:: Exercise requirements ::
Search term "time": please copy every line of the records below that contains it.

(Page and application data records)
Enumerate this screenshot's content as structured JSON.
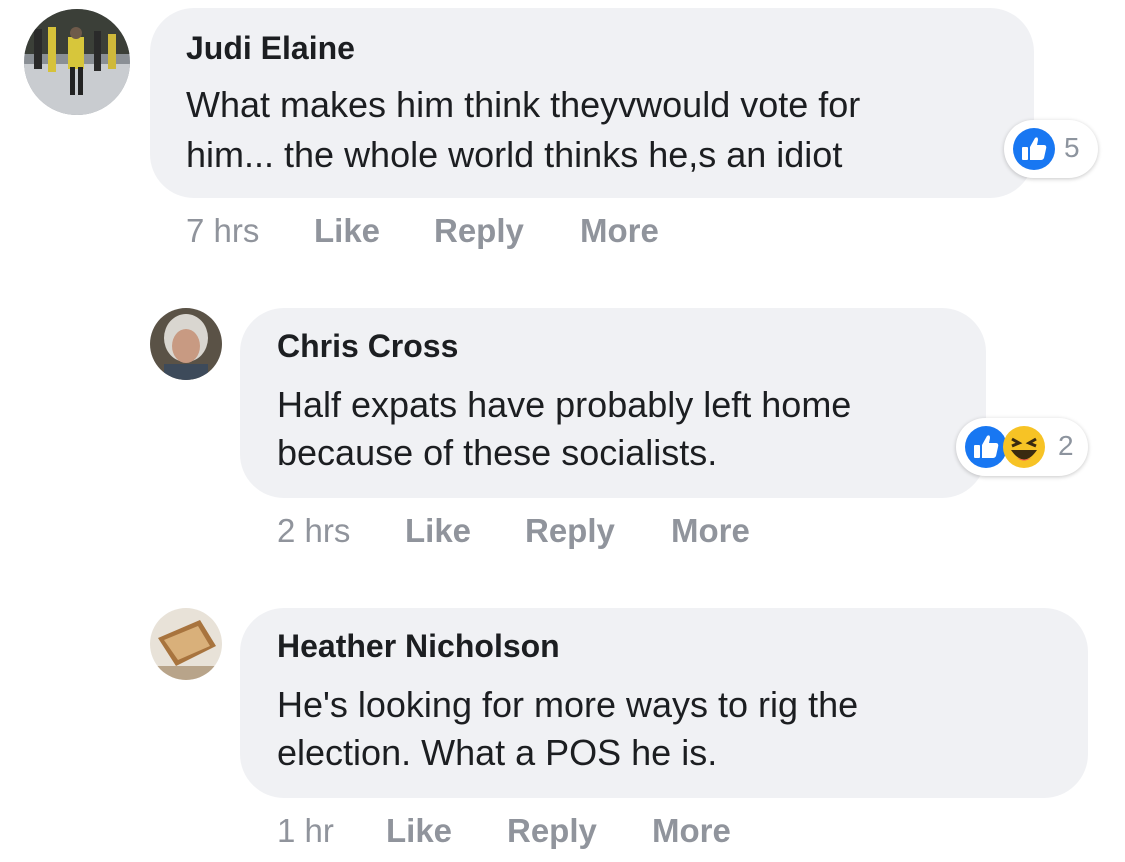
{
  "comments": [
    {
      "author": "Judi Elaine",
      "lines": [
        "What makes him think theyvwould vote for",
        "him... the whole world thinks he,s an idiot"
      ],
      "time": "7 hrs",
      "like": "Like",
      "reply": "Reply",
      "more": "More",
      "reactions": {
        "icons": [
          "like-icon"
        ],
        "count": "5"
      }
    },
    {
      "author": "Chris Cross",
      "lines": [
        "Half expats have probably left home",
        "because of these socialists."
      ],
      "time": "2 hrs",
      "like": "Like",
      "reply": "Reply",
      "more": "More",
      "reactions": {
        "icons": [
          "like-icon",
          "laugh-icon"
        ],
        "count": "2"
      }
    },
    {
      "author": "Heather Nicholson",
      "lines": [
        "He's looking for more ways to rig the",
        "election. What a POS he is."
      ],
      "time": "1 hr",
      "like": "Like",
      "reply": "Reply",
      "more": "More"
    }
  ],
  "colors": {
    "bubble": "#f0f1f4",
    "like_blue": "#1877f2",
    "action_gray": "#90949c"
  }
}
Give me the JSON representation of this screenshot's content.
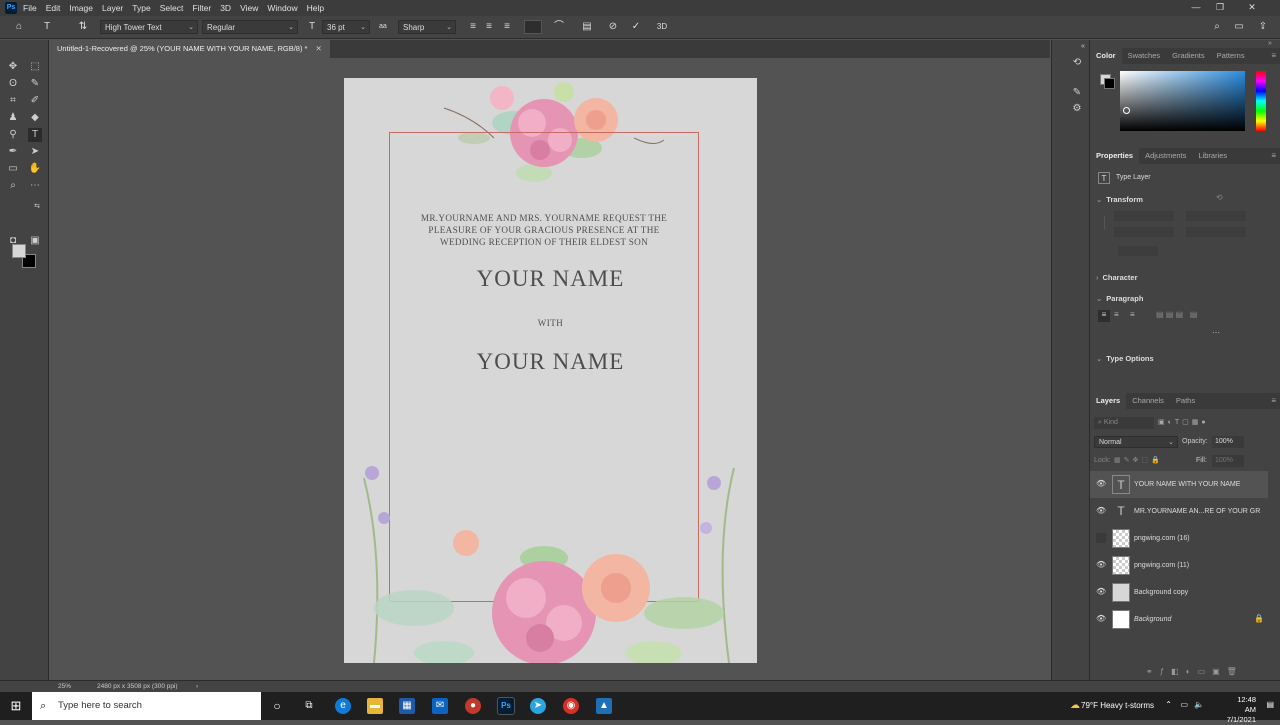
{
  "app": {
    "logo": "Ps"
  },
  "menu": [
    "File",
    "Edit",
    "Image",
    "Layer",
    "Type",
    "Select",
    "Filter",
    "3D",
    "View",
    "Window",
    "Help"
  ],
  "options": {
    "font_family": "High Tower Text",
    "font_style": "Regular",
    "font_size": "36 pt",
    "aa_label": "aa",
    "antialias": "Sharp"
  },
  "document": {
    "tab_title": "Untitled-1-Recovered @ 25% (YOUR NAME  WITH YOUR NAME, RGB/8) *",
    "invite_line1": "MR.YOURNAME AND MRS. YOURNAME REQUEST THE",
    "invite_line2": "PLEASURE OF YOUR GRACIOUS PRESENCE   AT THE",
    "invite_line3": "WEDDING RECEPTION OF THEIR ELDEST SON",
    "name1": "YOUR NAME",
    "with": "WITH",
    "name2": "YOUR NAME"
  },
  "panels": {
    "color_tabs": [
      "Color",
      "Swatches",
      "Gradients",
      "Patterns"
    ],
    "properties_tabs": [
      "Properties",
      "Adjustments",
      "Libraries"
    ],
    "type_layer_label": "Type Layer",
    "transform": "Transform",
    "character": "Character",
    "paragraph": "Paragraph",
    "type_options": "Type Options",
    "layers_tabs": [
      "Layers",
      "Channels",
      "Paths"
    ],
    "kind_placeholder": "Kind",
    "blend_mode": "Normal",
    "opacity_label": "Opacity:",
    "opacity": "100%",
    "lock_label": "Lock:",
    "fill_label": "Fill:",
    "fill": "100%"
  },
  "layers": [
    {
      "name": "YOUR NAME  WITH YOUR NAME",
      "kind": "type",
      "visible": true,
      "selected": true
    },
    {
      "name": "MR.YOURNAME AN...RE OF YOUR GR",
      "kind": "type",
      "visible": true,
      "selected": false
    },
    {
      "name": "pngwing.com (16)",
      "kind": "image",
      "visible": false,
      "selected": false
    },
    {
      "name": "pngwing.com (11)",
      "kind": "image",
      "visible": true,
      "selected": false
    },
    {
      "name": "Background copy",
      "kind": "fill",
      "visible": true,
      "selected": false
    },
    {
      "name": "Background",
      "kind": "background",
      "visible": true,
      "selected": false
    }
  ],
  "status": {
    "zoom": "25%",
    "doc_size": "2480 px x 3508 px (300 ppi)"
  },
  "taskbar": {
    "search_placeholder": "Type here to search",
    "weather": "79°F  Heavy t-storms",
    "time": "12:48 AM",
    "date": "7/1/2021"
  },
  "colors": {
    "accent": "#31a8ff",
    "frame_line": "#c86b63",
    "document_bg": "#d7d7d7"
  }
}
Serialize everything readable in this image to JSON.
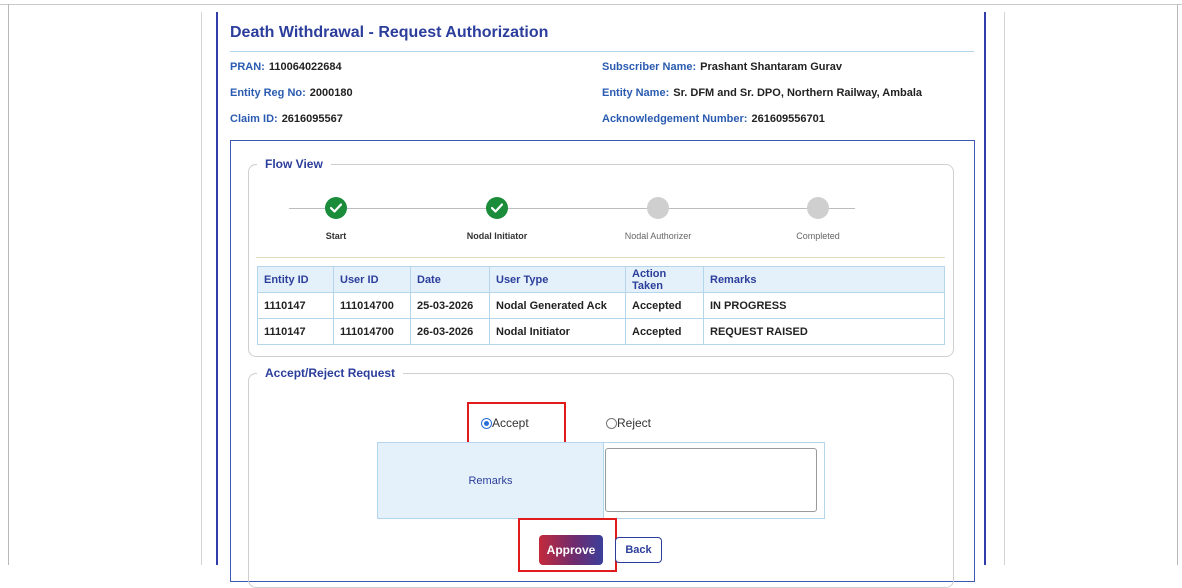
{
  "page": {
    "title": "Death Withdrawal - Request Authorization"
  },
  "info": {
    "pran_label": "PRAN:",
    "pran_value": "110064022684",
    "subscriber_label": "Subscriber Name:",
    "subscriber_value": "Prashant Shantaram Gurav",
    "entity_reg_label": "Entity Reg No:",
    "entity_reg_value": "2000180",
    "entity_name_label": "Entity Name:",
    "entity_name_value": "Sr. DFM and Sr. DPO, Northern Railway, Ambala",
    "claim_label": "Claim ID:",
    "claim_value": "2616095567",
    "ack_label": "Acknowledgement Number:",
    "ack_value": "261609556701"
  },
  "flow": {
    "legend": "Flow View",
    "steps": [
      {
        "label": "Start",
        "status": "done"
      },
      {
        "label": "Nodal Initiator",
        "status": "done"
      },
      {
        "label": "Nodal Authorizer",
        "status": "pending"
      },
      {
        "label": "Completed",
        "status": "pending"
      }
    ]
  },
  "log_table": {
    "headers": [
      "Entity ID",
      "User ID",
      "Date",
      "User Type",
      "Action Taken",
      "Remarks"
    ],
    "rows": [
      [
        "1110147",
        "111014700",
        "25-03-2026",
        "Nodal Generated Ack",
        "Accepted",
        "IN PROGRESS"
      ],
      [
        "1110147",
        "111014700",
        "26-03-2026",
        "Nodal Initiator",
        "Accepted",
        "REQUEST RAISED"
      ]
    ]
  },
  "decision": {
    "legend": "Accept/Reject Request",
    "accept_label": "Accept",
    "reject_label": "Reject",
    "selected": "Accept",
    "remarks_label": "Remarks",
    "remarks_value": "",
    "approve_label": "Approve",
    "back_label": "Back"
  },
  "colors": {
    "accent": "#2c3e9b",
    "done_step": "#1a8c3a",
    "pending_step": "#cfcfcf",
    "highlight": "#e01b1b"
  }
}
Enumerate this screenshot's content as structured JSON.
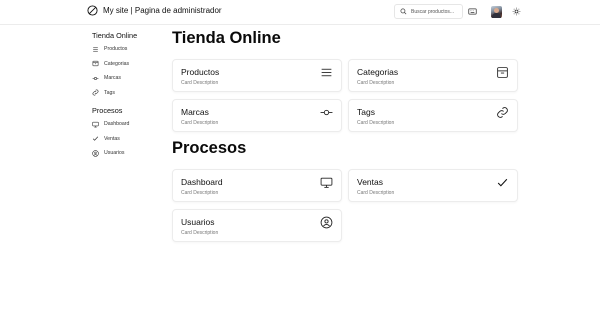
{
  "header": {
    "logo_icon": "slash-circle-icon",
    "title": "My site | Pagina de administrador",
    "search": {
      "placeholder": "Buscar productos...",
      "icon": "search-icon"
    },
    "keyboard_icon": "keyboard-icon",
    "avatar": "user-avatar",
    "theme_icon": "sun-icon"
  },
  "sidebar": {
    "groups": [
      {
        "heading": "Tienda Online",
        "items": [
          {
            "label": "Productos",
            "icon": "menu-lines-icon"
          },
          {
            "label": "Categorias",
            "icon": "archive-box-icon"
          },
          {
            "label": "Marcas",
            "icon": "commit-icon"
          },
          {
            "label": "Tags",
            "icon": "link-icon"
          }
        ]
      },
      {
        "heading": "Procesos",
        "items": [
          {
            "label": "Dashboard",
            "icon": "monitor-icon"
          },
          {
            "label": "Ventas",
            "icon": "check-icon"
          },
          {
            "label": "Usuarios",
            "icon": "user-circle-icon"
          }
        ]
      }
    ]
  },
  "main": {
    "sections": [
      {
        "title": "Tienda Online",
        "cards": [
          {
            "title": "Productos",
            "description": "Card Description",
            "icon": "menu-lines-icon"
          },
          {
            "title": "Categorias",
            "description": "Card Description",
            "icon": "archive-box-icon"
          },
          {
            "title": "Marcas",
            "description": "Card Description",
            "icon": "commit-icon"
          },
          {
            "title": "Tags",
            "description": "Card Description",
            "icon": "link-icon"
          }
        ]
      },
      {
        "title": "Procesos",
        "cards": [
          {
            "title": "Dashboard",
            "description": "Card Description",
            "icon": "monitor-icon"
          },
          {
            "title": "Ventas",
            "description": "Card Description",
            "icon": "check-icon"
          },
          {
            "title": "Usuarios",
            "description": "Card Description",
            "icon": "user-circle-icon"
          }
        ]
      }
    ]
  }
}
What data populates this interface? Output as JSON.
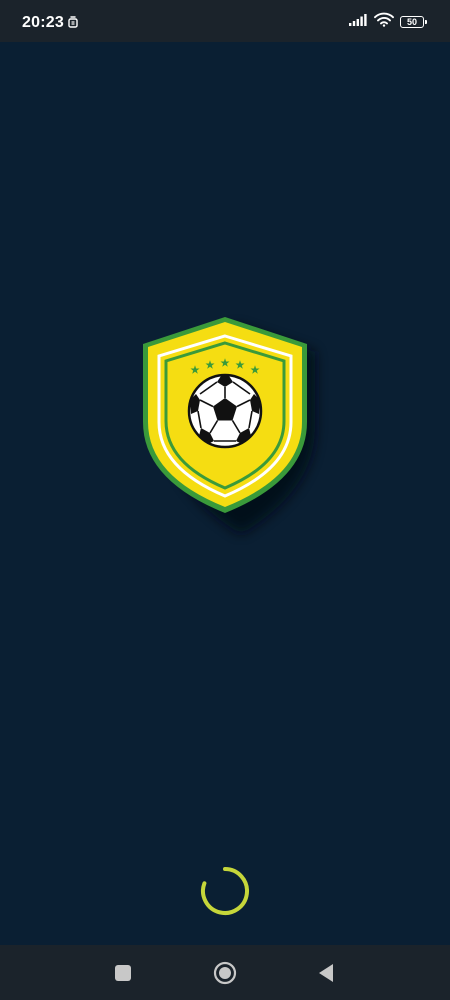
{
  "status_bar": {
    "time": "20:23",
    "battery_level": "50",
    "icons": [
      "notification-icon",
      "signal-icon",
      "wifi-icon",
      "battery-icon"
    ]
  },
  "splash": {
    "logo": "soccer-shield-logo-icon",
    "loading": {
      "indicator": "loading-spinner-icon",
      "color": "#c6d63a"
    }
  },
  "nav_bar": {
    "buttons": [
      "recents-icon",
      "home-icon",
      "back-icon"
    ]
  },
  "colors": {
    "background": "#0a1f33",
    "system_bars": "#1b232b",
    "shield_yellow": "#f5dd12",
    "shield_green": "#3a9a3a",
    "shield_white": "#ffffff"
  }
}
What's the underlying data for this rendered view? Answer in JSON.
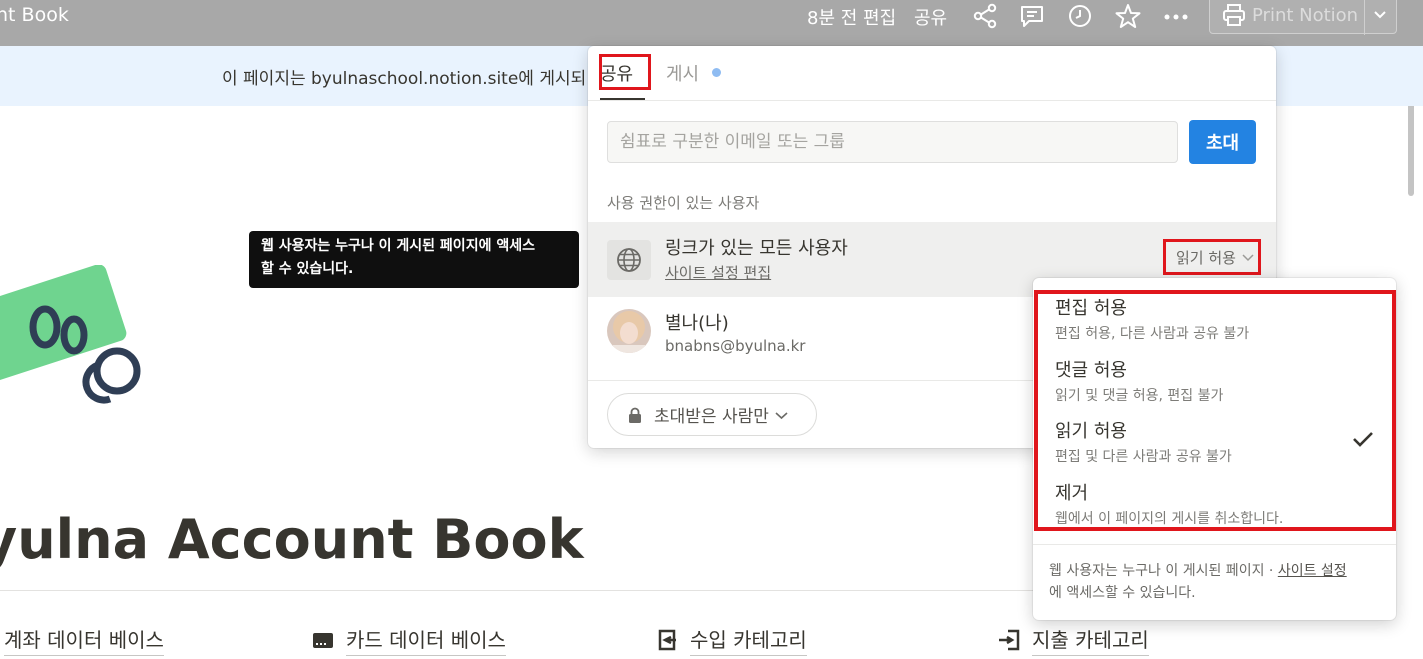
{
  "topbar": {
    "title": "nt Book",
    "edited": "8분 전 편집",
    "share": "공유",
    "print_label": "Print Notion"
  },
  "banner": {
    "text": "이 페이지는 byulnaschool.notion.site에 게시되"
  },
  "tooltip": {
    "line1": "웹 사용자는 누구나 이 게시된 페이지에 액세스",
    "line2": "할 수 있습니다."
  },
  "page": {
    "title": "yulna Account Book",
    "links": [
      {
        "label": "계좌 데이터 베이스",
        "icon": "bank-icon"
      },
      {
        "label": "카드 데이터 베이스",
        "icon": "card-icon"
      },
      {
        "label": "수입 카테고리",
        "icon": "income-icon"
      },
      {
        "label": "지출 카테고리",
        "icon": "expense-icon"
      }
    ]
  },
  "share_popup": {
    "tab_share": "공유",
    "tab_publish": "게시",
    "email_placeholder": "쉼표로 구분한 이메일 또는 그룹",
    "invite_label": "초대",
    "section_label": "사용 권한이 있는 사용자",
    "anyone_title": "링크가 있는 모든 사용자",
    "anyone_sub": "사이트 설정 편집",
    "anyone_permission": "읽기 허용",
    "me_name": "별나(나)",
    "me_email": "bnabns@byulna.kr",
    "invited_only": "초대받은 사람만"
  },
  "permission_menu": {
    "items": [
      {
        "title": "편집 허용",
        "desc": "편집 허용, 다른 사람과 공유 불가"
      },
      {
        "title": "댓글 허용",
        "desc": "읽기 및 댓글 허용, 편집 불가"
      },
      {
        "title": "읽기 허용",
        "desc": "편집 및 다른 사람과 공유 불가"
      },
      {
        "title": "제거",
        "desc": "웹에서 이 페이지의 게시를 취소합니다."
      }
    ],
    "footer_text": "웹 사용자는 누구나 이 게시된 페이지",
    "footer_link": "사이트 설정",
    "footer_text2": "에 액세스할 수 있습니다."
  },
  "colors": {
    "highlight_red": "#e0161c",
    "accent_blue": "#2383e2",
    "banner_bg": "#e9f3fe"
  }
}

:: Result below ::
      "time": "7 hrs",
      "time": "2 hrs",
      "time": "1 hr",
    "time": "12:48 AM",
    "time": "20:23",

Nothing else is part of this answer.